> [TASK PROMPT]: Please repeat every entry exactly as written, but skip the pictures.

> [DATA]:
◆ ◆ ◆ ◆

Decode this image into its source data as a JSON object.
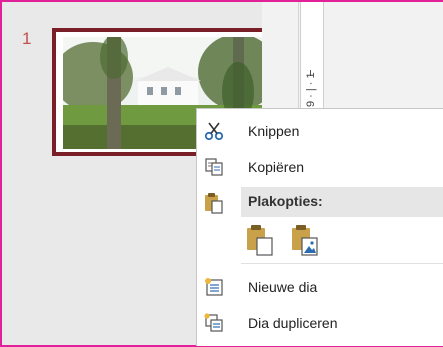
{
  "slide_panel": {
    "slide_number": "1"
  },
  "ruler": {
    "label": "9 · | · 1"
  },
  "context_menu": {
    "items": [
      {
        "label": "Knippen",
        "mnemonic": "n",
        "icon": "scissors-icon"
      },
      {
        "label": "Kopiëren",
        "mnemonic": "K",
        "icon": "copy-icon"
      }
    ],
    "paste_header": "Plakopties:",
    "paste_options": [
      {
        "name": "keep-source-formatting",
        "icon": "clipboard-paste-icon"
      },
      {
        "name": "picture",
        "icon": "clipboard-picture-icon"
      }
    ],
    "bottom_items": [
      {
        "label": "Nieuwe dia",
        "mnemonic": "w",
        "icon": "new-slide-icon"
      },
      {
        "label": "Dia dupliceren",
        "mnemonic": "i",
        "icon": "duplicate-slide-icon"
      }
    ]
  },
  "colors": {
    "outer_frame": "#e0219a",
    "thumb_border": "#7a1f27",
    "slide_number": "#c0504d",
    "icon_blue": "#2b6cb0",
    "icon_gold": "#c8a14a"
  }
}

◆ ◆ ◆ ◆

> [TASK OUTPUT]:
Decode this image into its source data as a JSON object.
{
  "slide_panel": {
    "slide_number": "1"
  },
  "ruler": {
    "label": "9 · | · 1"
  },
  "context_menu": {
    "items": [
      {
        "label": "Knippen",
        "mnemonic": "n",
        "icon": "scissors-icon"
      },
      {
        "label": "Kopiëren",
        "mnemonic": "K",
        "icon": "copy-icon"
      }
    ],
    "paste_header": "Plakopties:",
    "paste_options": [
      {
        "name": "keep-source-formatting",
        "icon": "clipboard-paste-icon"
      },
      {
        "name": "picture",
        "icon": "clipboard-picture-icon"
      }
    ],
    "bottom_items": [
      {
        "label": "Nieuwe dia",
        "mnemonic": "w",
        "icon": "new-slide-icon"
      },
      {
        "label": "Dia dupliceren",
        "mnemonic": "i",
        "icon": "duplicate-slide-icon"
      }
    ]
  },
  "colors": {
    "outer_frame": "#e0219a",
    "thumb_border": "#7a1f27",
    "slide_number": "#c0504d",
    "icon_blue": "#2b6cb0",
    "icon_gold": "#c8a14a"
  }
}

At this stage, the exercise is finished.